*** Begin section ***
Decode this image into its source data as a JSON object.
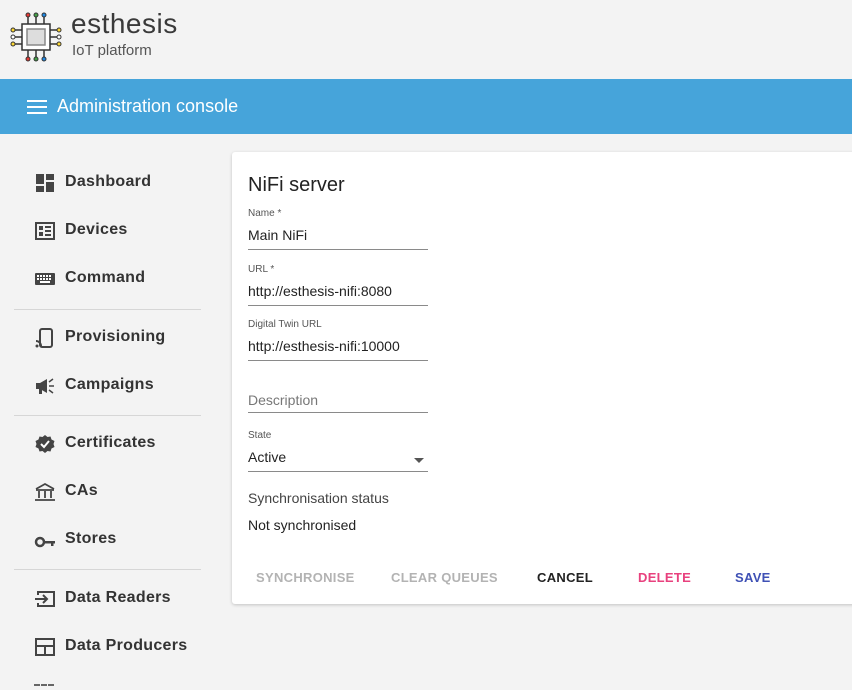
{
  "brand": {
    "name": "esthesis",
    "tagline": "IoT platform"
  },
  "topbar": {
    "title": "Administration console"
  },
  "sidebar": {
    "items": [
      {
        "label": "Dashboard",
        "icon": "dashboard-icon"
      },
      {
        "label": "Devices",
        "icon": "devices-icon"
      },
      {
        "label": "Command",
        "icon": "keyboard-icon"
      },
      {
        "label": "Provisioning",
        "icon": "phone-cast-icon"
      },
      {
        "label": "Campaigns",
        "icon": "megaphone-icon"
      },
      {
        "label": "Certificates",
        "icon": "verified-badge-icon"
      },
      {
        "label": "CAs",
        "icon": "account-balance-icon"
      },
      {
        "label": "Stores",
        "icon": "key-icon"
      },
      {
        "label": "Data Readers",
        "icon": "input-icon"
      },
      {
        "label": "Data Producers",
        "icon": "layout-icon"
      }
    ]
  },
  "form": {
    "title": "NiFi server",
    "name": {
      "label": "Name *",
      "value": "Main NiFi"
    },
    "url": {
      "label": "URL *",
      "value": "http://esthesis-nifi:8080"
    },
    "twin": {
      "label": "Digital Twin URL",
      "value": "http://esthesis-nifi:10000"
    },
    "description": {
      "placeholder": "Description"
    },
    "state": {
      "label": "State",
      "value": "Active"
    },
    "sync": {
      "label": "Synchronisation status",
      "value": "Not synchronised"
    }
  },
  "actions": {
    "synchronise": "SYNCHRONISE",
    "clear_queues": "CLEAR QUEUES",
    "cancel": "CANCEL",
    "delete": "DELETE",
    "save": "SAVE"
  },
  "colors": {
    "topbar": "#46a4da",
    "delete": "#e8417e",
    "save": "#3f51b5",
    "disabled": "#b3b3b3"
  }
}
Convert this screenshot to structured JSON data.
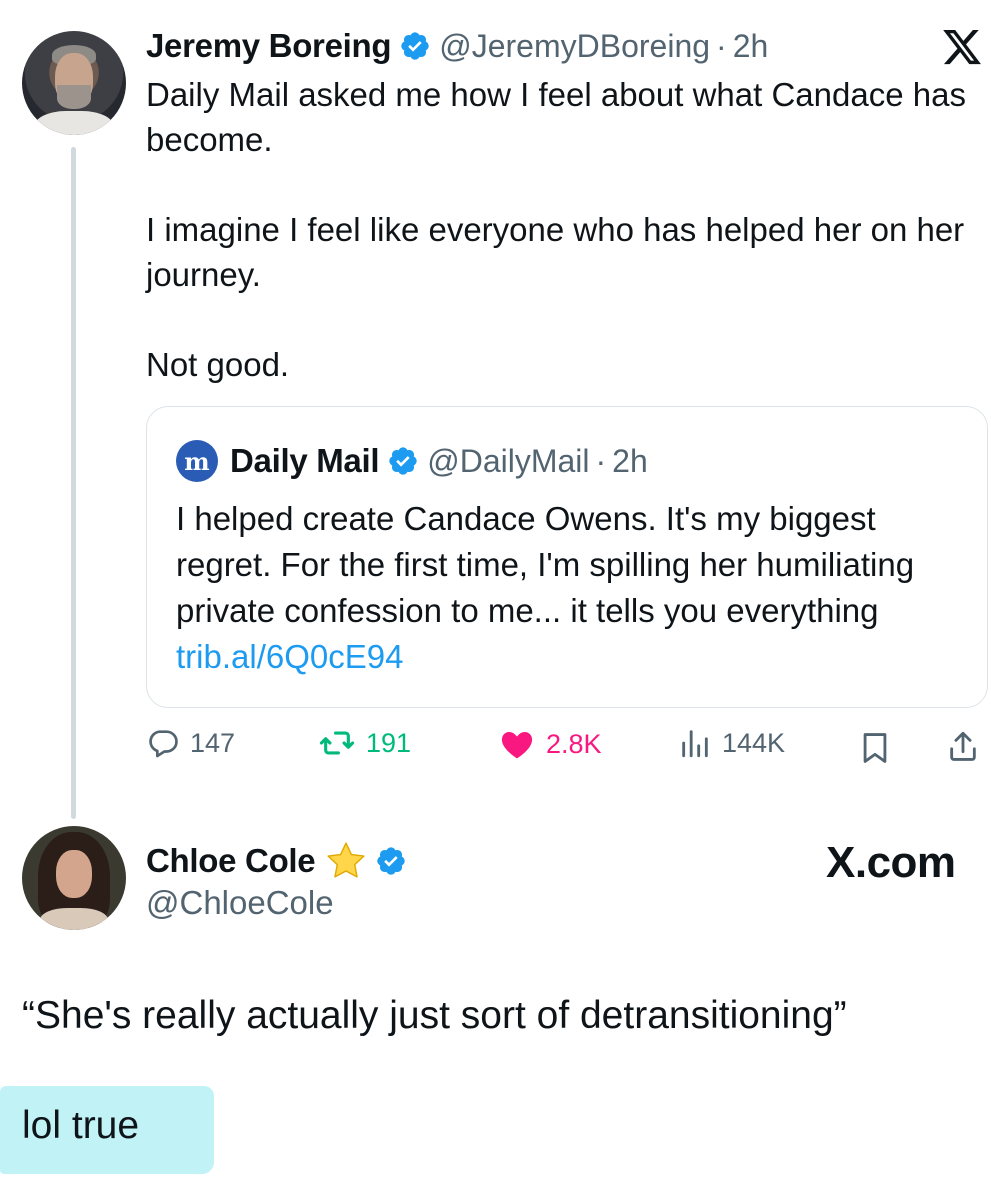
{
  "tweet": {
    "author_name": "Jeremy Boreing",
    "author_handle": "@JeremyDBoreing",
    "separator": "·",
    "time": "2h",
    "text": "Daily Mail asked me how I feel about what Candace has become.\n\nI imagine I feel like everyone who has helped her on her journey.\n\nNot good.",
    "platform_icon": "x-logo-icon",
    "quoted": {
      "author_name": "Daily Mail",
      "author_handle": "@DailyMail",
      "separator": "·",
      "time": "2h",
      "logo_glyph": "m",
      "text": "I helped create Candace Owens. It's my biggest regret. For the first time, I'm spilling her humiliating private confession to me... it tells you everything ",
      "link": "trib.al/6Q0cE94"
    },
    "actions": {
      "replies": "147",
      "reposts": "191",
      "likes": "2.8K",
      "views": "144K"
    }
  },
  "reply": {
    "author_name": "Chloe Cole",
    "author_handle": "@ChloeCole",
    "site_label": "X.com",
    "quote": "“She's really actually just sort of detransitioning”",
    "comment": "lol true"
  },
  "colors": {
    "verified": "#1d9bf0",
    "repost": "#00ba7c",
    "like": "#f91880",
    "muted": "#536471",
    "highlight": "#bdf1f5"
  }
}
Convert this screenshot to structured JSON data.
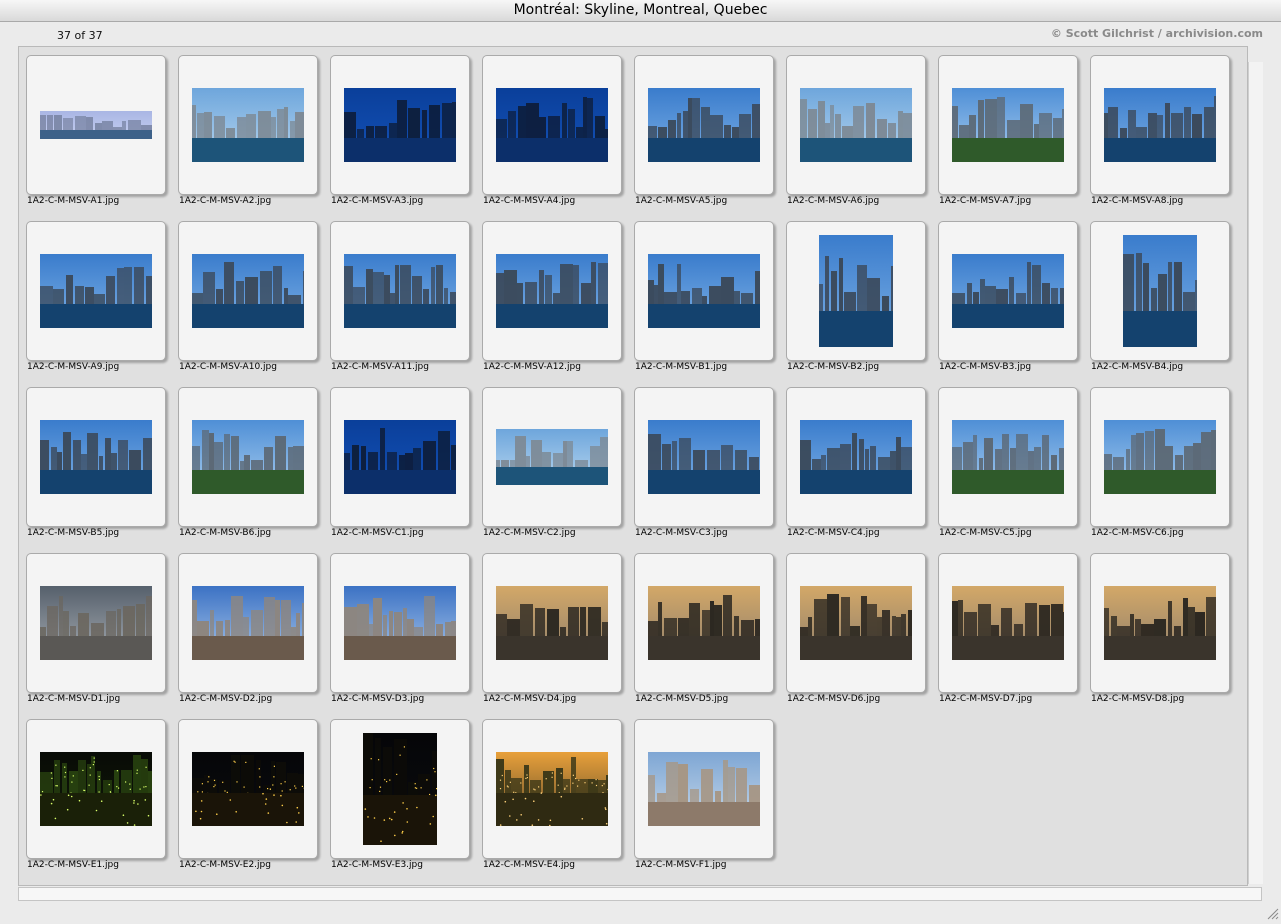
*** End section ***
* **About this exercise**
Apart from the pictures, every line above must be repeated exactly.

* **Task answer**
Decode this image into its source data as a JSON object.
{
  "brand": {
    "name": "esthesis",
    "tagline": "IoT platform"
  },
  "topbar": {
    "title": "Administration console"
  },
  "sidebar": {
    "items": [
      {
        "label": "Dashboard",
        "icon": "dashboard-icon"
      },
      {
        "label": "Devices",
        "icon": "devices-icon"
      },
      {
        "label": "Command",
        "icon": "keyboard-icon"
      },
      {
        "label": "Provisioning",
        "icon": "phone-cast-icon"
      },
      {
        "label": "Campaigns",
        "icon": "megaphone-icon"
      },
      {
        "label": "Certificates",
        "icon": "verified-badge-icon"
      },
      {
        "label": "CAs",
        "icon": "account-balance-icon"
      },
      {
        "label": "Stores",
        "icon": "key-icon"
      },
      {
        "label": "Data Readers",
        "icon": "input-icon"
      },
      {
        "label": "Data Producers",
        "icon": "layout-icon"
      }
    ]
  },
  "form": {
    "title": "NiFi server",
    "name": {
      "label": "Name *",
      "value": "Main NiFi"
    },
    "url": {
      "label": "URL *",
      "value": "http://esthesis-nifi:8080"
    },
    "twin": {
      "label": "Digital Twin URL",
      "value": "http://esthesis-nifi:10000"
    },
    "description": {
      "placeholder": "Description"
    },
    "state": {
      "label": "State",
      "value": "Active"
    },
    "sync": {
      "label": "Synchronisation status",
      "value": "Not synchronised"
    }
  },
  "actions": {
    "synchronise": "SYNCHRONISE",
    "clear_queues": "CLEAR QUEUES",
    "cancel": "CANCEL",
    "delete": "DELETE",
    "save": "SAVE"
  },
  "colors": {
    "topbar": "#46a4da",
    "delete": "#e8417e",
    "save": "#3f51b5",
    "disabled": "#b3b3b3"
  }
}
Convert this screenshot to structured JSON data.
{
  "tweet": {
    "author_name": "Jeremy Boreing",
    "author_handle": "@JeremyDBoreing",
    "separator": "·",
    "time": "2h",
    "text": "Daily Mail asked me how I feel about what Candace has become.\n\nI imagine I feel like everyone who has helped her on her journey.\n\nNot good.",
    "platform_icon": "x-logo-icon",
    "quoted": {
      "author_name": "Daily Mail",
      "author_handle": "@DailyMail",
      "separator": "·",
      "time": "2h",
      "logo_glyph": "m",
      "text": "I helped create Candace Owens. It's my biggest regret. For the first time, I'm spilling her humiliating private confession to me... it tells you everything ",
      "link": "trib.al/6Q0cE94"
    },
    "actions": {
      "replies": "147",
      "reposts": "191",
      "likes": "2.8K",
      "views": "144K"
    }
  },
  "reply": {
    "author_name": "Chloe Cole",
    "author_handle": "@ChloeCole",
    "site_label": "X.com",
    "quote": "“She's really actually just sort of detransitioning”",
    "comment": "lol true"
  },
  "colors": {
    "verified": "#1d9bf0",
    "repost": "#00ba7c",
    "like": "#f91880",
    "muted": "#536471",
    "highlight": "#bdf1f5"
  }
}
Convert this screenshot to structured JSON data.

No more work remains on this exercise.